In December 1993, the Choes notified the trustees that they intended to exercise their first option to renew the lease for an additional five years. The trustees responded in January 1994, stating that the Estate would accept the lease renewal only if the Choes agreed, in addition to paying an adjusted rent as agreed in the Lease Assignment Agreement, to prepare a business plan, acceptable to the Estate, outlining steps to be taken by the Choes to raise the quality of the Skyline Deli to first-class level. The Choes did not respond.
Less than a month later, the Seattle-King County Department of Public Health closed the Skyline Deli, after finding numerous health code violations. The Deli reopened the following morning, after an additional inspection revealed that all violations had been corrected.

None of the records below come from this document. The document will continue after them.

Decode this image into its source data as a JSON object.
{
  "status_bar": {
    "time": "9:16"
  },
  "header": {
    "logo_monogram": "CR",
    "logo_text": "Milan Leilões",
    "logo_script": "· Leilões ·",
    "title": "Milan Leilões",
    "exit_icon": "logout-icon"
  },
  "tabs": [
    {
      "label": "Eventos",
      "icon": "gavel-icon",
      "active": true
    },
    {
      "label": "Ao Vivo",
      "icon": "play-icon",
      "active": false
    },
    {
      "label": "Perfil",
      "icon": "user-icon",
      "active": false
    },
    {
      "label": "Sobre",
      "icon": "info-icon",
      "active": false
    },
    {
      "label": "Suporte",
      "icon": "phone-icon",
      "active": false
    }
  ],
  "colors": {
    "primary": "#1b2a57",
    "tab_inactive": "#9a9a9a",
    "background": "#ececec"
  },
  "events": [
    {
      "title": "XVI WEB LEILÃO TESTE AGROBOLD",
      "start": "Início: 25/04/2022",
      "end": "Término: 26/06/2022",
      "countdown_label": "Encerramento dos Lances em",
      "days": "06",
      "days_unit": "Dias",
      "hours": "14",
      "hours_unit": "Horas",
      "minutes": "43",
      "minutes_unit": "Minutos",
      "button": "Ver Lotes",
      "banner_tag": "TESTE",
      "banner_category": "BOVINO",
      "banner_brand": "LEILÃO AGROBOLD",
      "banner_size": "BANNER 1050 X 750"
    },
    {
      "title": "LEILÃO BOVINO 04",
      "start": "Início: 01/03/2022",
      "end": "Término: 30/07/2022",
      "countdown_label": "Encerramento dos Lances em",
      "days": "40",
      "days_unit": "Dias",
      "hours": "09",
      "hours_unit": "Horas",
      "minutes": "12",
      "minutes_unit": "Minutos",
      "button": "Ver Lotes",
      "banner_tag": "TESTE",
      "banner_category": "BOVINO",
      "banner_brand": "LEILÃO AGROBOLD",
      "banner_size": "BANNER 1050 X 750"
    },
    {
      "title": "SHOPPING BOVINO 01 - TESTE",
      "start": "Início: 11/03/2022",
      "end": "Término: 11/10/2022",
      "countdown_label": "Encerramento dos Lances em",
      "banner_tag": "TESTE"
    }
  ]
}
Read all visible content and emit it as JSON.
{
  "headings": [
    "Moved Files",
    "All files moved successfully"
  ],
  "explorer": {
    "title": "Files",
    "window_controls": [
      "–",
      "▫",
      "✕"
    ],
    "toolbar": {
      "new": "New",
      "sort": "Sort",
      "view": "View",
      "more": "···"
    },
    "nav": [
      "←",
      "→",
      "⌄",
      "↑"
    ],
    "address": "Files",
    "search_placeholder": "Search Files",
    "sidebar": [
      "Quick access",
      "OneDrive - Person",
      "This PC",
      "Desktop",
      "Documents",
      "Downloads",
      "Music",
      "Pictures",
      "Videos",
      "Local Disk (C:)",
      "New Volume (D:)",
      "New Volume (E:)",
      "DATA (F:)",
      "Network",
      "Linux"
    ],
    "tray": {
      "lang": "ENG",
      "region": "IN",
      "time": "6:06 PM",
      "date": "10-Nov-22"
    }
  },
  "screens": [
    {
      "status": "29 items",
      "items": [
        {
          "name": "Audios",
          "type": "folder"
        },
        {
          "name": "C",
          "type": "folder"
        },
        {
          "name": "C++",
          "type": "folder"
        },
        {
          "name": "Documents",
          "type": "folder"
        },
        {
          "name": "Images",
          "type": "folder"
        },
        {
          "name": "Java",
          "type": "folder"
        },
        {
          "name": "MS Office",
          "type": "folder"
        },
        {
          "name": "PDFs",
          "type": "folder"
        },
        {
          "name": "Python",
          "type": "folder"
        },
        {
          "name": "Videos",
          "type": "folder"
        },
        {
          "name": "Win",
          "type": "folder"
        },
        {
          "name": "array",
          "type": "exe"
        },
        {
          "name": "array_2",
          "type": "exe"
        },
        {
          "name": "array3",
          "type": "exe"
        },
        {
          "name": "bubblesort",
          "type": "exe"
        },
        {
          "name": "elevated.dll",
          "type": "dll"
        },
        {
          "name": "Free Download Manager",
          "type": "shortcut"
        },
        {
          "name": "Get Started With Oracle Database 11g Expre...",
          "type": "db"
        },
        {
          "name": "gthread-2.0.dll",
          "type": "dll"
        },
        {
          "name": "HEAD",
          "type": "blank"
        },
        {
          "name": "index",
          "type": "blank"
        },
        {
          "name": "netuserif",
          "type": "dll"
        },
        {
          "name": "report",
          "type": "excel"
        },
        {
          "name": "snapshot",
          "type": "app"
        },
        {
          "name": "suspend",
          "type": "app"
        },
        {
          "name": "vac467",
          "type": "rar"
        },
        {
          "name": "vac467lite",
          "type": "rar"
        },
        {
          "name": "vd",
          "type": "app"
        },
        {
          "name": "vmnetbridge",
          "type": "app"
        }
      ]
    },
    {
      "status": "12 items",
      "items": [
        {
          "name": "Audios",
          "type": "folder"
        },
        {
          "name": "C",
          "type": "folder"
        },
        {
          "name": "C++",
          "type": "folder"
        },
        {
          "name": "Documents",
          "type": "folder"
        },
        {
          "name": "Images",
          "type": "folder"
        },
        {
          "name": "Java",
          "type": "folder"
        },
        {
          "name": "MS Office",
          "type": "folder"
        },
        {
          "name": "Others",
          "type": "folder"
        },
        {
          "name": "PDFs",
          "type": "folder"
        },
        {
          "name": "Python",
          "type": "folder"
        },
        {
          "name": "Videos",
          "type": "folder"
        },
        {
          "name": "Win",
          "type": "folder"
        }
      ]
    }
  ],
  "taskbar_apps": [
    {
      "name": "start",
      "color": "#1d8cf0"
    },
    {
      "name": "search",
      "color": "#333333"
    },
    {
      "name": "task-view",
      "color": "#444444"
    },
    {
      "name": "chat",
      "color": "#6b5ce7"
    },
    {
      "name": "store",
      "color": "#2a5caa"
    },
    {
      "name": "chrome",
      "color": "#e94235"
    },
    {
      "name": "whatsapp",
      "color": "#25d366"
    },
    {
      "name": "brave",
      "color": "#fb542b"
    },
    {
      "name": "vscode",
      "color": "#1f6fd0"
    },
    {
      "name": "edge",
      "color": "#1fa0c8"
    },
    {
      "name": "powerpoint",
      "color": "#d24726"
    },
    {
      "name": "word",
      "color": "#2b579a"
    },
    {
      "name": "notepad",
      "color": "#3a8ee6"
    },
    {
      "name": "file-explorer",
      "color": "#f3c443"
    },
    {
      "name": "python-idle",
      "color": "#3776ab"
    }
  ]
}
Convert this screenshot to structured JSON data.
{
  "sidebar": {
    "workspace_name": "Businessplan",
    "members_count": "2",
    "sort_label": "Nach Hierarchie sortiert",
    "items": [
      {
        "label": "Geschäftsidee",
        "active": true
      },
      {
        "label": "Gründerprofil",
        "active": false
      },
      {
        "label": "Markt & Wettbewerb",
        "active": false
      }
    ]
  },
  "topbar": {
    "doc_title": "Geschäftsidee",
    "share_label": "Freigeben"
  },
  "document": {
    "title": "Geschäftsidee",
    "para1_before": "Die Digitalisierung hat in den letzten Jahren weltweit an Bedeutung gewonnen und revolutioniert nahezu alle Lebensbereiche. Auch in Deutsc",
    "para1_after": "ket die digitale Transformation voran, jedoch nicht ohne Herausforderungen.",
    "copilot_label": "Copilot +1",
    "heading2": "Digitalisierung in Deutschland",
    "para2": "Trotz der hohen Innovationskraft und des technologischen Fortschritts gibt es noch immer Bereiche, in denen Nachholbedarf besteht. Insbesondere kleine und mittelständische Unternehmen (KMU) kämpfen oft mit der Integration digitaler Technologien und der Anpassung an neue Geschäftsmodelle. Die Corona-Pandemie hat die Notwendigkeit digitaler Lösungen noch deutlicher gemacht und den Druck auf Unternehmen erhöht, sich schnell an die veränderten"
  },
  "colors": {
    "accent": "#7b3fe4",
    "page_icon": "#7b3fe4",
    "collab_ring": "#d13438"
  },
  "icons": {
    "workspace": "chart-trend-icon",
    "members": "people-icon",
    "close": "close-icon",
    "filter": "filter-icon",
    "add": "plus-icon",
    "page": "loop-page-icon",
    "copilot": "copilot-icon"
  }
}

Shortly after the Deli reopened, the trustees issued a notice of default to the Choes, claiming that they had failed to operate a first-class delicatessen with standards of quality equivalent to The Upper Crust; that the option to renew was not enforceable; that the Estate's offer to renew was revoked; and that the lease term would expire on April 6, 1994. The Choes refused to vacate the premises, contending that they were in compliance with the lease and that the lease extension option had been validly executed. The trustees filed suit for unlawful detainer, seeking to be restored to possession of the premises.
Trial was postponed to accommodate settlement negotiations, which resulted in the parties' October 1994 Settlement Agreement and Lease Amendment. In recognition of the fact that the Choes had originally agreed in the Lease Assignment Agreement to operate a first-class delicatessen during the lease term and any renewal periods, the Settlement Agreement provided that the lease would be extended for five years as long as the Choes complied with each and every one of the improvements to its operation referenced in a document referred to by the parties as the "Shain Memo," by or before January 31, 1995. The Shain Memo was appended to and incorporated into the Settlement Agreement. It was prepared by Arnold Shain, a restaurant consultant. By the terms of the Settlement Agreement, the Choes were required to hire Arnold Shain to supervise the Choes' implementation of improvements to the operation of the Deli. The Settlement Agreement provided that failure to substantially comply with the target dates for the individual improvements listed therein would be grounds for immediate termination of the lease. One of the improvements contained in the Shain Memo was a marketing program, estimated to cost the Choes $500 to $750 per month, during the four-month implementation period. By the terms of the Settlement Agreement, marketing was to begin November 7, 1994.
At the end of the four-month period for implementing improvements under the Settlement Agreement, the trustees evaluated the Skyline Deli and the Choes' improvements and determined that they had not substantially performed their obligations under the Agreement. The case proceeded to trial.
During the four-month implementation period, the trustees had reduced the Choes' rent by $715 per month to offset the cost of the Choes' anticipated expenditures on marketing during the implementation period. At trial, Mr. Shain testified that the Choes had not conducted any marketing during the implementation period. Jin Hse Choe testified that the Choes had distributed coupons to market the Skyline Deli sometime in 1994, but could not recall whether that had been during the implementation period. The trial Judge made an oral finding that "there was no showing before this court, aside from maybe potentially some verbal representations, that any sort of written marketing effort was made" by the Choes. Report of Proceedings of July 10, 1995, at 416. The Judge did not make a similar written finding. The court concluded that the Choes had substantially ...